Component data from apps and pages
────────────────
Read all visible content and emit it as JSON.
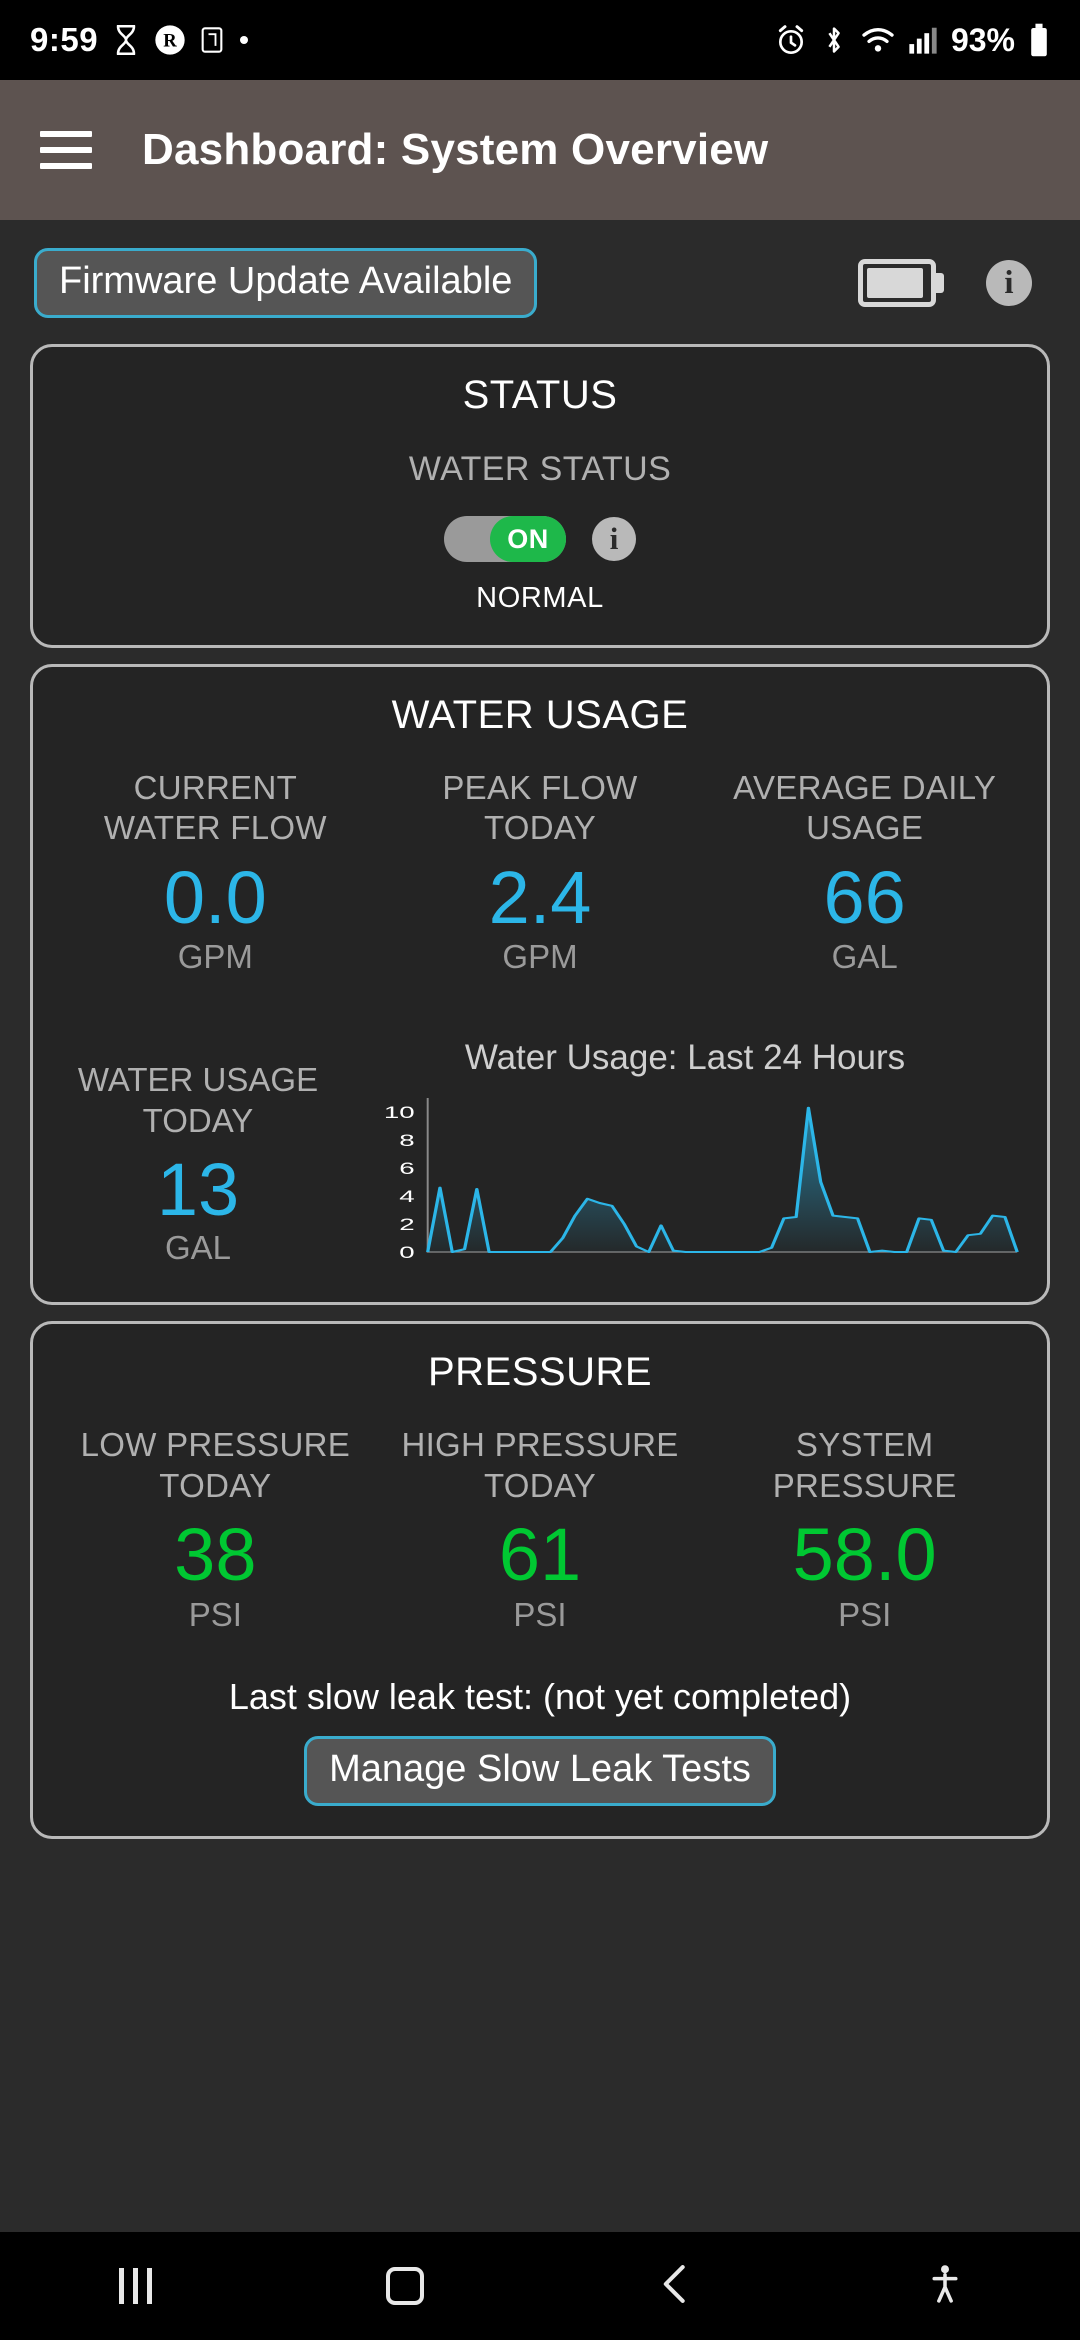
{
  "status_bar": {
    "time": "9:59",
    "battery_percent": "93%",
    "left_icons": [
      "hourglass-icon",
      "r-circle-icon",
      "nfc-tag-icon",
      "dot-icon"
    ],
    "right_icons": [
      "alarm-icon",
      "bluetooth-icon",
      "wifi-icon",
      "cellular-signal-icon",
      "battery-icon"
    ]
  },
  "app_bar": {
    "menu_icon": "hamburger-icon",
    "title": "Dashboard: System Overview"
  },
  "top_row": {
    "firmware_button": "Firmware Update Available",
    "battery_icon": "battery-icon",
    "info_icon": "info-icon"
  },
  "status_card": {
    "title": "STATUS",
    "water_status_label": "WATER STATUS",
    "toggle_value": "ON",
    "toggle_state": "on",
    "state_text": "NORMAL",
    "info_icon": "info-icon"
  },
  "water_usage_card": {
    "title": "WATER USAGE",
    "metrics": [
      {
        "label": "CURRENT\nWATER FLOW",
        "label_line1": "CURRENT",
        "label_line2": "WATER FLOW",
        "value": "0.0",
        "unit": "GPM"
      },
      {
        "label": "PEAK FLOW\nTODAY",
        "label_line1": "PEAK FLOW",
        "label_line2": "TODAY",
        "value": "2.4",
        "unit": "GPM"
      },
      {
        "label": "AVERAGE DAILY\nUSAGE",
        "label_line1": "AVERAGE DAILY",
        "label_line2": "USAGE",
        "value": "66",
        "unit": "GAL"
      }
    ],
    "today": {
      "label_line1": "WATER USAGE",
      "label_line2": "TODAY",
      "value": "13",
      "unit": "GAL"
    },
    "chart_title": "Water Usage: Last 24 Hours"
  },
  "pressure_card": {
    "title": "PRESSURE",
    "metrics": [
      {
        "label_line1": "LOW PRESSURE",
        "label_line2": "TODAY",
        "value": "38",
        "unit": "PSI"
      },
      {
        "label_line1": "HIGH PRESSURE",
        "label_line2": "TODAY",
        "value": "61",
        "unit": "PSI"
      },
      {
        "label_line1": "SYSTEM",
        "label_line2": "PRESSURE",
        "value": "58.0",
        "unit": "PSI"
      }
    ],
    "leak_test_text": "Last slow leak test:  (not yet completed)",
    "leak_test_button": "Manage Slow Leak Tests"
  },
  "nav_bar": {
    "recents_icon": "recents-icon",
    "home_icon": "home-icon",
    "back_icon": "back-icon",
    "accessibility_icon": "accessibility-icon"
  },
  "colors": {
    "accent_cyan": "#2cb6e8",
    "accent_green": "#00c832",
    "appbar_bg": "#5d5350",
    "page_bg": "#2b2b2b",
    "card_bg": "#242424",
    "card_border": "#b9b9b9"
  },
  "chart_data": {
    "type": "area",
    "title": "Water Usage: Last 24 Hours",
    "xlabel": "",
    "ylabel": "",
    "ylim": [
      0,
      11
    ],
    "yticks": [
      0,
      2,
      4,
      6,
      8,
      10
    ],
    "grid": false,
    "legend": "none",
    "line_color": "#2cb6e8",
    "fill": "gradient cyan to transparent",
    "x": [
      0,
      1,
      2,
      3,
      4,
      5,
      6,
      7,
      8,
      9,
      10,
      11,
      12,
      13,
      14,
      15,
      16,
      17,
      18,
      19,
      20,
      21,
      22,
      23,
      24,
      25,
      26,
      27,
      28,
      29,
      30,
      31,
      32,
      33,
      34,
      35,
      36,
      37,
      38,
      39,
      40,
      41,
      42,
      43,
      44,
      45,
      46,
      47
    ],
    "values": [
      0,
      4.6,
      0,
      0.2,
      4.5,
      0,
      0,
      0,
      0,
      0,
      0,
      1.0,
      2.6,
      3.8,
      3.5,
      3.3,
      2.0,
      0.4,
      0,
      1.9,
      0.1,
      0,
      0,
      0,
      0,
      0,
      0,
      0,
      0.3,
      2.4,
      2.5,
      10.3,
      5.0,
      2.6,
      2.5,
      2.4,
      0,
      0.1,
      0,
      0,
      2.4,
      2.3,
      0.1,
      0,
      1.2,
      1.3,
      2.6,
      2.5,
      0
    ]
  }
}
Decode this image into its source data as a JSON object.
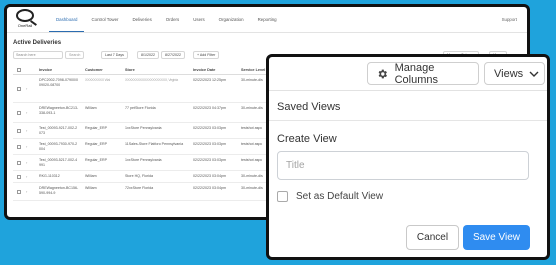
{
  "app": {
    "logo_text": "OneRail",
    "nav": [
      "Dashboard",
      "Control Tower",
      "Deliveries",
      "Orders",
      "Users",
      "Organization",
      "Reporting"
    ],
    "active_nav": "Dashboard",
    "support": "Support"
  },
  "page": {
    "title": "Active Deliveries",
    "search_placeholder": "Search here",
    "search_btn": "Search",
    "range_select": "Last 7 Days",
    "date_from": "8/1/2022",
    "date_to": "8/27/2022",
    "add_filter": "+ Add Filter",
    "manage_columns_small": "Manage Columns",
    "views_small": "Views"
  },
  "table": {
    "headers": [
      "Invoice",
      "Customer",
      "Store",
      "Invoice Date",
      "Service Level"
    ],
    "rows": [
      {
        "invoice": "DPC2002-7098-07900/009020-08700",
        "customer": "XXXXXXXXX Wal",
        "store": "XXXXXXXXXXXXXXXXXXXX, Virginia",
        "date": "02/22/2023 12:25pm",
        "service": "30-minute-dis"
      },
      {
        "invoice": "DREWagneeton-BC213-338-093-1",
        "customer": "William",
        "store": "77 petStore Florida",
        "date": "02/22/2023 04:37pm",
        "service": "30-minute-dis"
      },
      {
        "invoice": "Test_00093-9217-002-2073",
        "customer": "Regular_ERP",
        "store": "1xxStore Pennsylvania",
        "date": "02/22/2023 03:03pm",
        "service": "testshot aspc"
      },
      {
        "invoice": "Test_00093-7930-970-2004",
        "customer": "Regular_ERP",
        "store": "11Sales-Store Flatforo Pennsylvania",
        "date": "02/22/2023 03:03pm",
        "service": "testshot aspc"
      },
      {
        "invoice": "Test_00093-5217-002-4991",
        "customer": "Regular_ERP",
        "store": "1xxStore Pennsylvania",
        "date": "02/22/2023 03:03pm",
        "service": "testshot aspc"
      },
      {
        "invoice": "RKG-110312",
        "customer": "William",
        "store": "Store HQ, Florida",
        "date": "02/22/2023 03:04pm",
        "service": "30-minute-dis"
      },
      {
        "invoice": "DREWagneeton-BC156-590-994-9",
        "customer": "William",
        "store": "72xxStore Florida",
        "date": "02/22/2023 03:04pm",
        "service": "30-minute-dis"
      }
    ]
  },
  "dialog": {
    "manage_columns": "Manage Columns",
    "views": "Views",
    "saved_views_title": "Saved Views",
    "create_view_title": "Create View",
    "title_placeholder": "Title",
    "title_value": "",
    "default_label": "Set as Default View",
    "default_checked": false,
    "cancel": "Cancel",
    "save": "Save View"
  },
  "colors": {
    "background": "#1fa3dc",
    "primary_button": "#2f8cf0",
    "active_nav": "#2b6cb0"
  }
}
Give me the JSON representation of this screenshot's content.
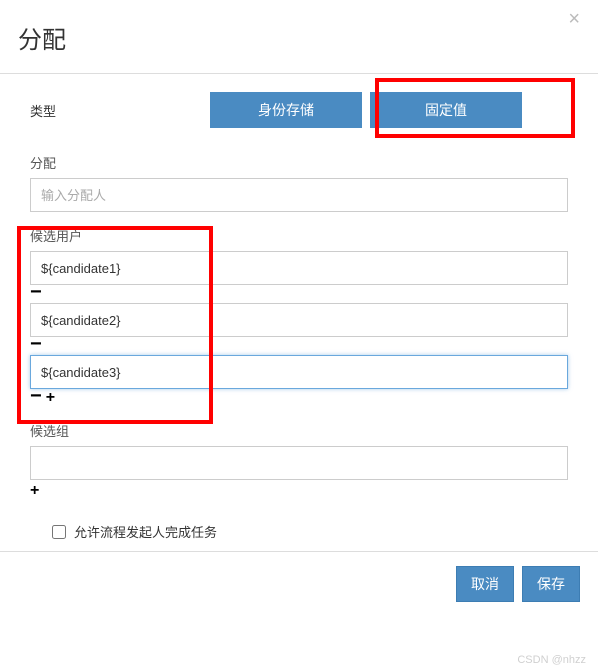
{
  "header": {
    "title": "分配",
    "close": "×"
  },
  "type": {
    "label": "类型",
    "tab_identity": "身份存储",
    "tab_fixed": "固定值"
  },
  "assign": {
    "label": "分配",
    "placeholder": "输入分配人",
    "value": ""
  },
  "candidateUsers": {
    "label": "候选用户",
    "items": [
      "${candidate1}",
      "${candidate2}",
      "${candidate3}"
    ]
  },
  "candidateGroups": {
    "label": "候选组",
    "value": ""
  },
  "checkbox": {
    "label": "允许流程发起人完成任务"
  },
  "footer": {
    "cancel": "取消",
    "save": "保存"
  },
  "watermark": "CSDN @nhzz"
}
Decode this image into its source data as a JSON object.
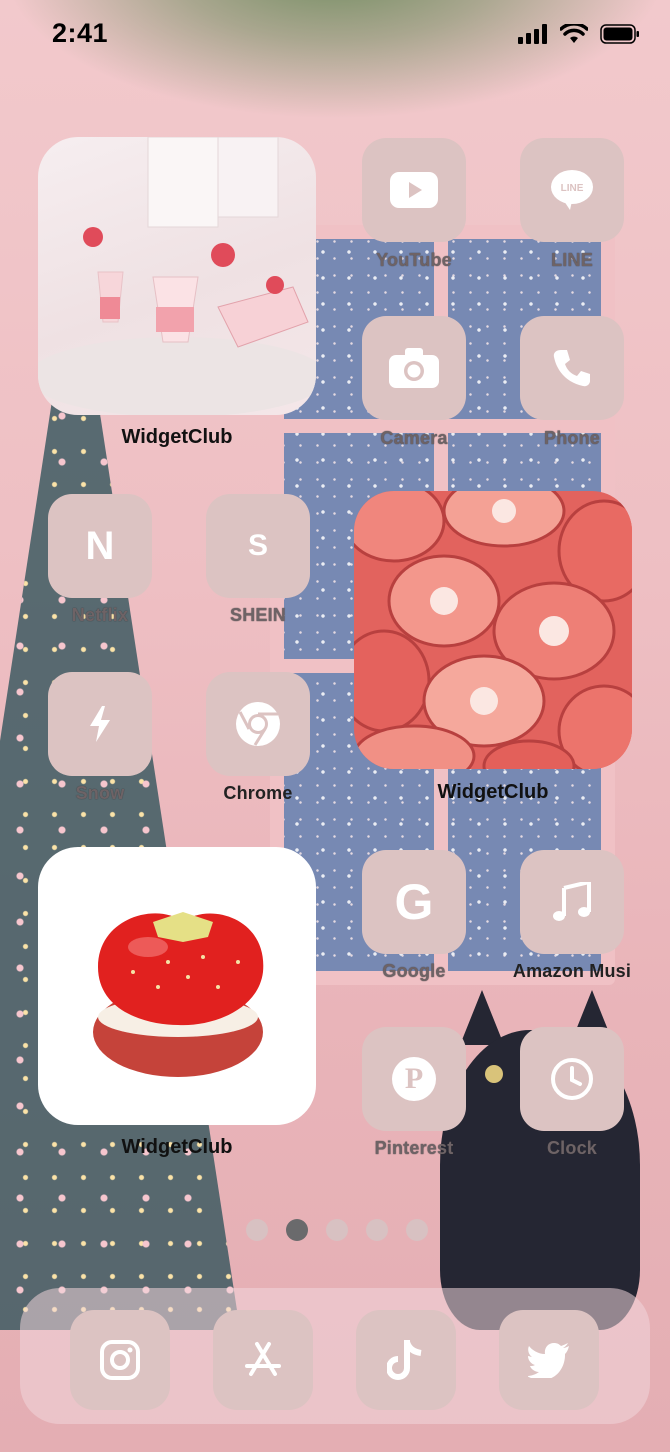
{
  "status": {
    "time": "2:41"
  },
  "widgets": [
    {
      "label": "WidgetClub",
      "image": "strawberry-dessert-cups-photo"
    },
    {
      "label": "WidgetClub",
      "image": "strawberry-pattern-illustration"
    },
    {
      "label": "WidgetClub",
      "image": "strawberry-macaron-photo"
    }
  ],
  "apps": {
    "youtube": {
      "label": "YouTube",
      "icon": "youtube-icon"
    },
    "line": {
      "label": "LINE",
      "icon": "line-icon"
    },
    "camera": {
      "label": "Camera",
      "icon": "camera-icon"
    },
    "phone": {
      "label": "Phone",
      "icon": "phone-icon"
    },
    "netflix": {
      "label": "Netflix",
      "icon": "netflix-icon",
      "glyph": "N"
    },
    "shein": {
      "label": "SHEIN",
      "icon": "shein-icon",
      "glyph": "S"
    },
    "snow": {
      "label": "Snow",
      "icon": "bolt-icon"
    },
    "chrome": {
      "label": "Chrome",
      "icon": "chrome-icon"
    },
    "google": {
      "label": "Google",
      "icon": "google-icon",
      "glyph": "G"
    },
    "amazon_music": {
      "label": "Amazon Musi",
      "icon": "music-note-icon"
    },
    "pinterest": {
      "label": "Pinterest",
      "icon": "pinterest-icon",
      "glyph": "P"
    },
    "clock": {
      "label": "Clock",
      "icon": "clock-icon"
    }
  },
  "page_dots": {
    "count": 5,
    "active_index": 1
  },
  "dock": [
    {
      "name": "Instagram",
      "icon": "instagram-icon"
    },
    {
      "name": "App Store",
      "icon": "app-store-icon"
    },
    {
      "name": "TikTok",
      "icon": "tiktok-icon"
    },
    {
      "name": "Twitter",
      "icon": "twitter-icon"
    }
  ],
  "colors": {
    "tile": "#dcc3c2",
    "glyph": "#ffffff",
    "wallpaper": "#f2c9cc"
  }
}
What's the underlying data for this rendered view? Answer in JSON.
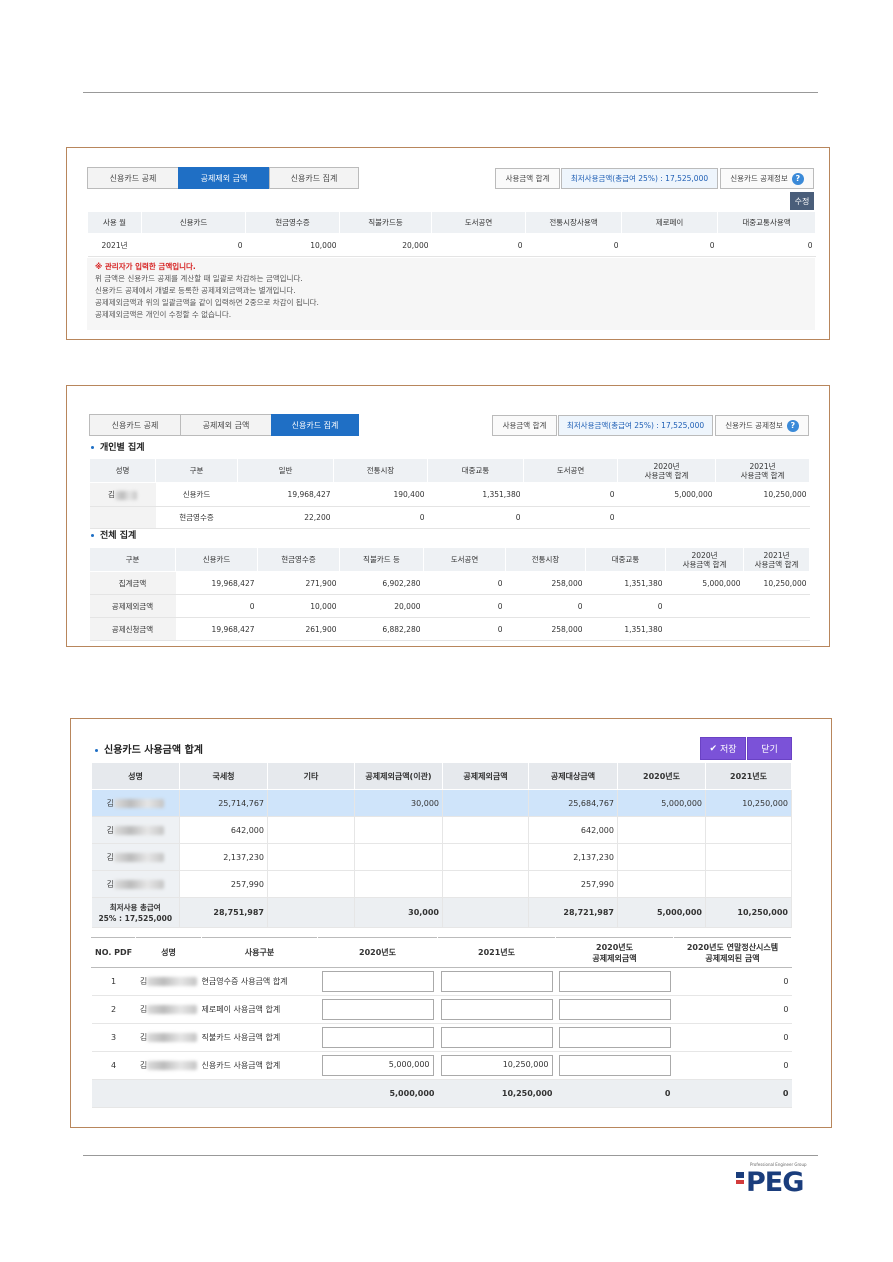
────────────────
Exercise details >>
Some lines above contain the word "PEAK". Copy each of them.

Solution below >>
        "label": "PEAK FLOW\nTODAY",
        "label_line1": "PEAK FLOW",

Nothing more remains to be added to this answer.